Wool warp, wool and silk natural white and hand-dyed weft
   Eccentric weft weave, Navajo wedgeweave 
   36 by 110 inches (each panel 36 by 35 inches)

"Consciousness Only,”—the very title of an extension course offered by the Dharma Realm Buddhist University near where I live in Mendocino County grabbed my attention, and my interest only increased as we delved into the “Thirty Verses on Consciousness Only,” written in Sanskrit by an Indian monk in the second century CE and translated into Chinese by a Chinese monk of the seventh century, who added hundreds of pages of commentary, all of which we read in a modern English translation. Briefly, the term refers to the notion that all we can know of ourselves or the world around us is what our senses perceive and our minds interpret. The verses and commentaries detail the psychological mechanisms of how this situation comes about and what we can do about or with it.

Something about the very detailed step-by-step explication exerted on me the same fascination that weaving does, where I proceed row by row with wool and silk yarns to build up my tapestries. Predictably, my interest manifested in actual weaving, eventually resulting in this tapestry comprising three panels, each about one yard square. The weaving took a long time (December 2019 to April 2022, which included the covid lockdown), affording many hours of meditation on both weaving and Consciousness Only.
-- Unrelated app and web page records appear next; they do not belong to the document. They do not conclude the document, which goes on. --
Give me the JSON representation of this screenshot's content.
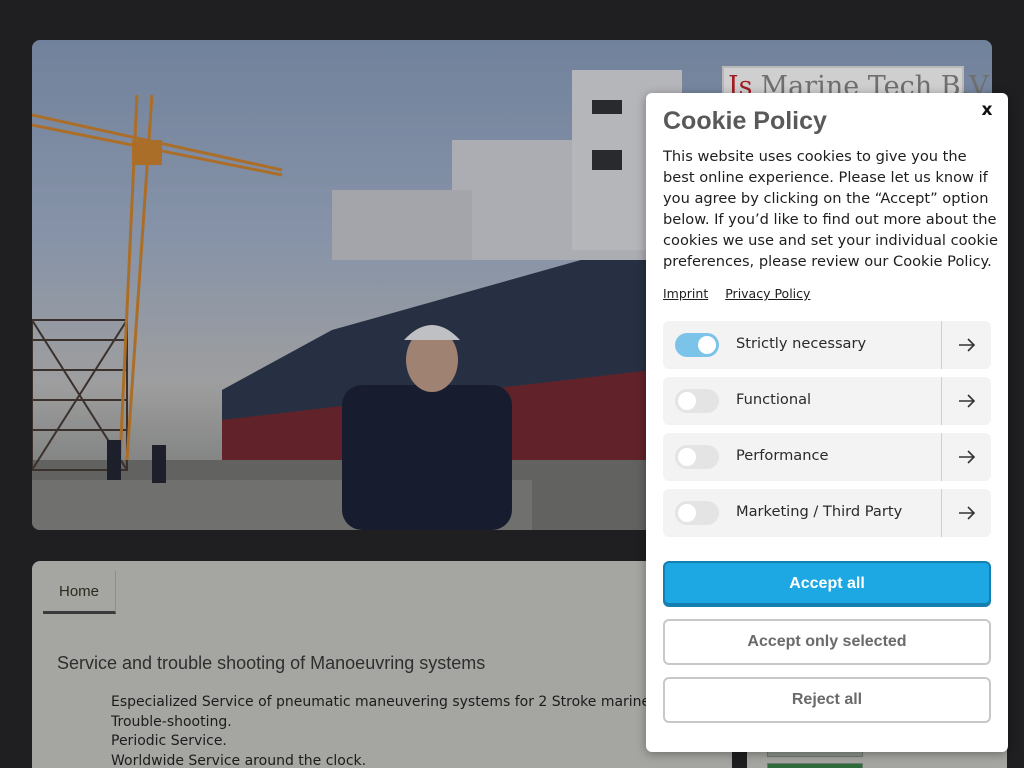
{
  "brand": {
    "logo_prefix": "Is",
    "logo_text": "Marine Tech B.V."
  },
  "nav": {
    "tabs": [
      {
        "label": "Home",
        "active": true
      }
    ]
  },
  "content": {
    "heading": "Service and trouble shooting of Manoeuvring systems",
    "items": [
      "Especialized Service of pneumatic maneuvering systems for 2 Stroke marine",
      "Trouble-shooting.",
      "Periodic Service.",
      "Worldwide Service around the clock."
    ]
  },
  "cookie": {
    "close_label": "x",
    "title": "Cookie Policy",
    "body": "This website uses cookies to give you the best online experience. Please let us know if you agree by clicking on the “Accept” option below. If you’d like to find out more about the cookies we use and set your individual cookie preferences, please review our Cookie Policy.",
    "links": {
      "imprint": "Imprint",
      "privacy": "Privacy Policy"
    },
    "categories": [
      {
        "label": "Strictly necessary",
        "enabled": true
      },
      {
        "label": "Functional",
        "enabled": false
      },
      {
        "label": "Performance",
        "enabled": false
      },
      {
        "label": "Marketing / Third Party",
        "enabled": false
      }
    ],
    "buttons": {
      "accept_all": "Accept all",
      "accept_selected": "Accept only selected",
      "reject_all": "Reject all"
    }
  },
  "colors": {
    "accent": "#1ea8e3",
    "toggle_on": "#7cc3ea",
    "page_bg": "#1f1e20",
    "logo_red": "#a11d21"
  },
  "icons": {
    "category_arrow": "arrow-right-icon",
    "close": "close-icon"
  }
}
I wove with wool warp at 6 epi and hand-dyed and natural white wool and silk wefts with a continuous warp on a Navajo-style loom. The triangles and swirls and birds relate to the text, but the finished work must stand on its own. I will add that the glyphs angling across two panels come from early neolithic ceramic spindle whorls from Southeastern Europe, their meaning undeciphered, but presumed to be spiritual in nature but related to weaving and probably made by women. The three dancing/praying figures are from neolithic rock art in Spain. I see these as remnants we can no longer clearly make out of the knowledge, understandings and beliefs of women in particular that antedate modern religions.